(Beginning of GIVEN RECORDS)

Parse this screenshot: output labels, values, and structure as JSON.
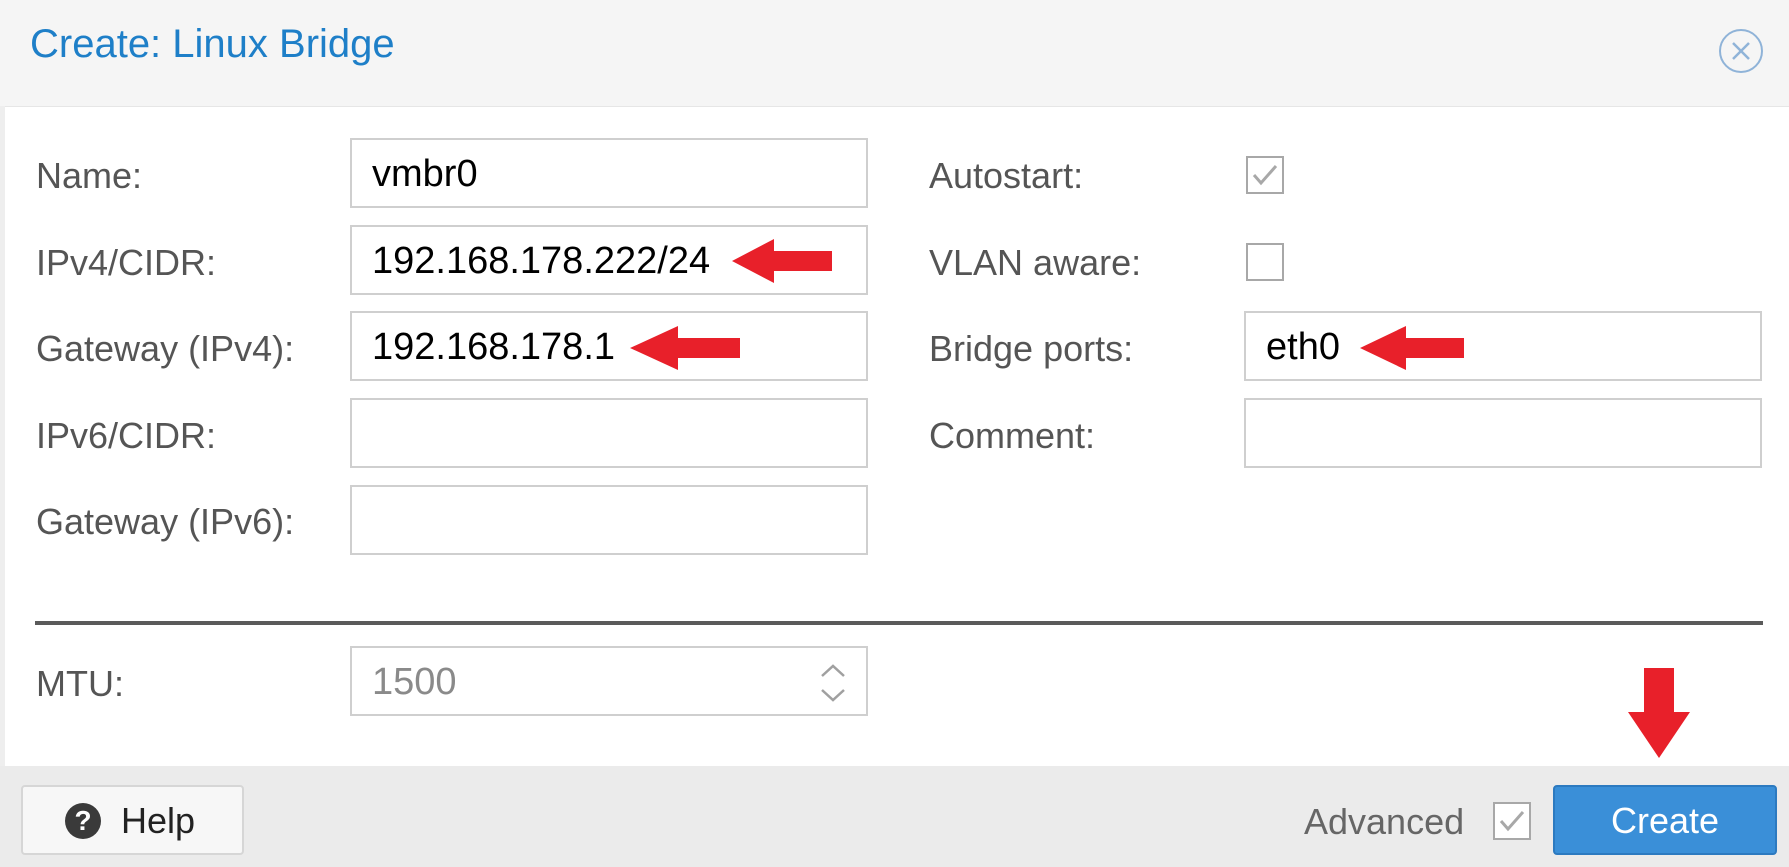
{
  "dialog": {
    "title": "Create: Linux Bridge"
  },
  "form": {
    "name": {
      "label": "Name:",
      "value": "vmbr0"
    },
    "ipv4": {
      "label": "IPv4/CIDR:",
      "value": "192.168.178.222/24"
    },
    "gateway_ipv4": {
      "label": "Gateway (IPv4):",
      "value": "192.168.178.1"
    },
    "ipv6": {
      "label": "IPv6/CIDR:",
      "value": ""
    },
    "gateway_ipv6": {
      "label": "Gateway (IPv6):",
      "value": ""
    },
    "autostart": {
      "label": "Autostart:",
      "checked": true
    },
    "vlan_aware": {
      "label": "VLAN aware:",
      "checked": false
    },
    "bridge_ports": {
      "label": "Bridge ports:",
      "value": "eth0"
    },
    "comment": {
      "label": "Comment:",
      "value": ""
    },
    "mtu": {
      "label": "MTU:",
      "value": "1500"
    }
  },
  "footer": {
    "help_label": "Help",
    "help_icon": "?",
    "advanced_label": "Advanced",
    "advanced_checked": true,
    "create_label": "Create"
  },
  "colors": {
    "title": "#1e7fc8",
    "create_button": "#3a8fd8",
    "annotation_arrow": "#e8202a"
  },
  "icons": [
    "close-icon",
    "help-icon",
    "checkmark-icon",
    "spinner-icon",
    "arrow-icon"
  ]
}
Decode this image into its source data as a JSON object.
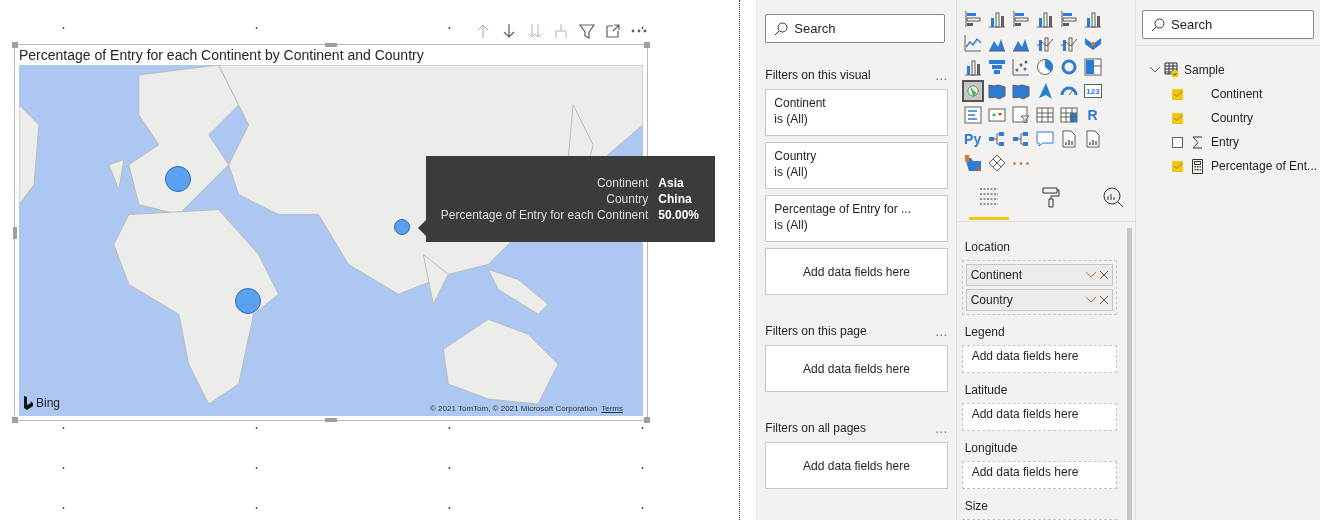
{
  "visual": {
    "title": "Percentage of Entry for each Continent by Continent and Country",
    "map": {
      "attribution": "Bing",
      "copyright": "© 2021 TomTom, © 2021 Microsoft Corporation",
      "terms": "Terms",
      "bubbles": [
        {
          "kind": "large"
        },
        {
          "kind": "small"
        },
        {
          "kind": "large"
        }
      ]
    },
    "tooltip": {
      "rows": [
        {
          "label": "Continent",
          "value": "Asia"
        },
        {
          "label": "Country",
          "value": "China"
        },
        {
          "label": "Percentage of Entry for each Continent",
          "value": "50.00%"
        }
      ]
    }
  },
  "filters": {
    "search": {
      "placeholder": "Search"
    },
    "sections": [
      {
        "title": "Filters on this visual",
        "more": "…",
        "cards": [
          {
            "name": "Continent",
            "condition": "is (All)"
          },
          {
            "name": "Country",
            "condition": "is (All)"
          },
          {
            "name": "Percentage of Entry for ...",
            "condition": "is (All)"
          }
        ],
        "drop": "Add data fields here"
      },
      {
        "title": "Filters on this page",
        "more": "…",
        "drop": "Add data fields here"
      },
      {
        "title": "Filters on all pages",
        "more": "…",
        "drop": "Add data fields here"
      }
    ]
  },
  "visualizations": {
    "types": [
      {
        "kind": "hbar",
        "selected": false
      },
      {
        "kind": "column",
        "selected": false
      },
      {
        "kind": "hbar",
        "selected": false
      },
      {
        "kind": "column",
        "selected": false
      },
      {
        "kind": "hbar",
        "selected": false
      },
      {
        "kind": "column",
        "selected": false
      },
      {
        "kind": "line",
        "selected": false
      },
      {
        "kind": "area",
        "selected": false
      },
      {
        "kind": "area",
        "selected": false
      },
      {
        "kind": "combo",
        "selected": false
      },
      {
        "kind": "combo",
        "selected": false
      },
      {
        "kind": "ribbon",
        "selected": false
      },
      {
        "kind": "column",
        "selected": false
      },
      {
        "kind": "funnel",
        "selected": false
      },
      {
        "kind": "scatter",
        "selected": false
      },
      {
        "kind": "pie",
        "selected": false
      },
      {
        "kind": "donut",
        "selected": false
      },
      {
        "kind": "treemap",
        "selected": false
      },
      {
        "kind": "globe",
        "selected": true
      },
      {
        "kind": "filledmap",
        "selected": false
      },
      {
        "kind": "filledmap",
        "selected": false
      },
      {
        "kind": "arrow",
        "selected": false
      },
      {
        "kind": "gauge",
        "selected": false
      },
      {
        "kind": "card",
        "label": "123",
        "selected": false
      },
      {
        "kind": "list",
        "selected": false
      },
      {
        "kind": "kpi",
        "selected": false
      },
      {
        "kind": "slicer",
        "selected": false
      },
      {
        "kind": "table",
        "selected": false
      },
      {
        "kind": "matrix",
        "selected": false
      },
      {
        "kind": "text",
        "label": "R",
        "selected": false
      },
      {
        "kind": "text",
        "label": "Py",
        "selected": false
      },
      {
        "kind": "tree",
        "selected": false
      },
      {
        "kind": "tree",
        "selected": false
      },
      {
        "kind": "speech",
        "selected": false
      },
      {
        "kind": "doc",
        "selected": false
      },
      {
        "kind": "doc",
        "selected": false
      },
      {
        "kind": "shape",
        "selected": false
      },
      {
        "kind": "diamond",
        "selected": false
      },
      {
        "kind": "more",
        "selected": false
      }
    ],
    "tabs": [
      {
        "kind": "fields",
        "selected": true
      },
      {
        "kind": "format",
        "selected": false
      },
      {
        "kind": "analytics",
        "selected": false
      }
    ],
    "wells": [
      {
        "label": "Location",
        "fields": [
          "Continent",
          "Country"
        ]
      },
      {
        "label": "Legend",
        "placeholder": "Add data fields here"
      },
      {
        "label": "Latitude",
        "placeholder": "Add data fields here"
      },
      {
        "label": "Longitude",
        "placeholder": "Add data fields here"
      },
      {
        "label": "Size"
      }
    ]
  },
  "fields": {
    "search": {
      "placeholder": "Search"
    },
    "tables": [
      {
        "name": "Sample",
        "expanded": true,
        "children": [
          {
            "name": "Continent",
            "checked": true,
            "kind": "text"
          },
          {
            "name": "Country",
            "checked": true,
            "kind": "text"
          },
          {
            "name": "Entry",
            "checked": false,
            "kind": "sum"
          },
          {
            "name": "Percentage of Ent...",
            "checked": true,
            "kind": "measure"
          }
        ]
      }
    ]
  }
}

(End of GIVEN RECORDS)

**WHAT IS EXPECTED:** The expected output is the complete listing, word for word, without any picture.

**FINISHED EXERCISE:**
Parse this screenshot: output labels, values, and structure as JSON.
{
  "dialog": {
    "title": "Create: Linux Bridge"
  },
  "form": {
    "name": {
      "label": "Name:",
      "value": "vmbr0"
    },
    "ipv4": {
      "label": "IPv4/CIDR:",
      "value": "192.168.178.222/24"
    },
    "gateway_ipv4": {
      "label": "Gateway (IPv4):",
      "value": "192.168.178.1"
    },
    "ipv6": {
      "label": "IPv6/CIDR:",
      "value": ""
    },
    "gateway_ipv6": {
      "label": "Gateway (IPv6):",
      "value": ""
    },
    "autostart": {
      "label": "Autostart:",
      "checked": true
    },
    "vlan_aware": {
      "label": "VLAN aware:",
      "checked": false
    },
    "bridge_ports": {
      "label": "Bridge ports:",
      "value": "eth0"
    },
    "comment": {
      "label": "Comment:",
      "value": ""
    },
    "mtu": {
      "label": "MTU:",
      "value": "1500"
    }
  },
  "footer": {
    "help_label": "Help",
    "help_icon": "?",
    "advanced_label": "Advanced",
    "advanced_checked": true,
    "create_label": "Create"
  },
  "colors": {
    "title": "#1e7fc8",
    "create_button": "#3a8fd8",
    "annotation_arrow": "#e8202a"
  },
  "icons": [
    "close-icon",
    "help-icon",
    "checkmark-icon",
    "spinner-icon",
    "arrow-icon"
  ]
}
Decode this image into its source data as a JSON object.
{
  "visual": {
    "title": "Percentage of Entry for each Continent by Continent and Country",
    "map": {
      "attribution": "Bing",
      "copyright": "© 2021 TomTom, © 2021 Microsoft Corporation",
      "terms": "Terms",
      "bubbles": [
        {
          "kind": "large"
        },
        {
          "kind": "small"
        },
        {
          "kind": "large"
        }
      ]
    },
    "tooltip": {
      "rows": [
        {
          "label": "Continent",
          "value": "Asia"
        },
        {
          "label": "Country",
          "value": "China"
        },
        {
          "label": "Percentage of Entry for each Continent",
          "value": "50.00%"
        }
      ]
    }
  },
  "filters": {
    "search": {
      "placeholder": "Search"
    },
    "sections": [
      {
        "title": "Filters on this visual",
        "more": "…",
        "cards": [
          {
            "name": "Continent",
            "condition": "is (All)"
          },
          {
            "name": "Country",
            "condition": "is (All)"
          },
          {
            "name": "Percentage of Entry for ...",
            "condition": "is (All)"
          }
        ],
        "drop": "Add data fields here"
      },
      {
        "title": "Filters on this page",
        "more": "…",
        "drop": "Add data fields here"
      },
      {
        "title": "Filters on all pages",
        "more": "…",
        "drop": "Add data fields here"
      }
    ]
  },
  "visualizations": {
    "types": [
      {
        "kind": "hbar",
        "selected": false
      },
      {
        "kind": "column",
        "selected": false
      },
      {
        "kind": "hbar",
        "selected": false
      },
      {
        "kind": "column",
        "selected": false
      },
      {
        "kind": "hbar",
        "selected": false
      },
      {
        "kind": "column",
        "selected": false
      },
      {
        "kind": "line",
        "selected": false
      },
      {
        "kind": "area",
        "selected": false
      },
      {
        "kind": "area",
        "selected": false
      },
      {
        "kind": "combo",
        "selected": false
      },
      {
        "kind": "combo",
        "selected": false
      },
      {
        "kind": "ribbon",
        "selected": false
      },
      {
        "kind": "column",
        "selected": false
      },
      {
        "kind": "funnel",
        "selected": false
      },
      {
        "kind": "scatter",
        "selected": false
      },
      {
        "kind": "pie",
        "selected": false
      },
      {
        "kind": "donut",
        "selected": false
      },
      {
        "kind": "treemap",
        "selected": false
      },
      {
        "kind": "globe",
        "selected": true
      },
      {
        "kind": "filledmap",
        "selected": false
      },
      {
        "kind": "filledmap",
        "selected": false
      },
      {
        "kind": "arrow",
        "selected": false
      },
      {
        "kind": "gauge",
        "selected": false
      },
      {
        "kind": "card",
        "label": "123",
        "selected": false
      },
      {
        "kind": "list",
        "selected": false
      },
      {
        "kind": "kpi",
        "selected": false
      },
      {
        "kind": "slicer",
        "selected": false
      },
      {
        "kind": "table",
        "selected": false
      },
      {
        "kind": "matrix",
        "selected": false
      },
      {
        "kind": "text",
        "label": "R",
        "selected": false
      },
      {
        "kind": "text",
        "label": "Py",
        "selected": false
      },
      {
        "kind": "tree",
        "selected": false
      },
      {
        "kind": "tree",
        "selected": false
      },
      {
        "kind": "speech",
        "selected": false
      },
      {
        "kind": "doc",
        "selected": false
      },
      {
        "kind": "doc",
        "selected": false
      },
      {
        "kind": "shape",
        "selected": false
      },
      {
        "kind": "diamond",
        "selected": false
      },
      {
        "kind": "more",
        "selected": false
      }
    ],
    "tabs": [
      {
        "kind": "fields",
        "selected": true
      },
      {
        "kind": "format",
        "selected": false
      },
      {
        "kind": "analytics",
        "selected": false
      }
    ],
    "wells": [
      {
        "label": "Location",
        "fields": [
          "Continent",
          "Country"
        ]
      },
      {
        "label": "Legend",
        "placeholder": "Add data fields here"
      },
      {
        "label": "Latitude",
        "placeholder": "Add data fields here"
      },
      {
        "label": "Longitude",
        "placeholder": "Add data fields here"
      },
      {
        "label": "Size"
      }
    ]
  },
  "fields": {
    "search": {
      "placeholder": "Search"
    },
    "tables": [
      {
        "name": "Sample",
        "expanded": true,
        "children": [
          {
            "name": "Continent",
            "checked": true,
            "kind": "text"
          },
          {
            "name": "Country",
            "checked": true,
            "kind": "text"
          },
          {
            "name": "Entry",
            "checked": false,
            "kind": "sum"
          },
          {
            "name": "Percentage of Ent...",
            "checked": true,
            "kind": "measure"
          }
        ]
      }
    ]
  }
}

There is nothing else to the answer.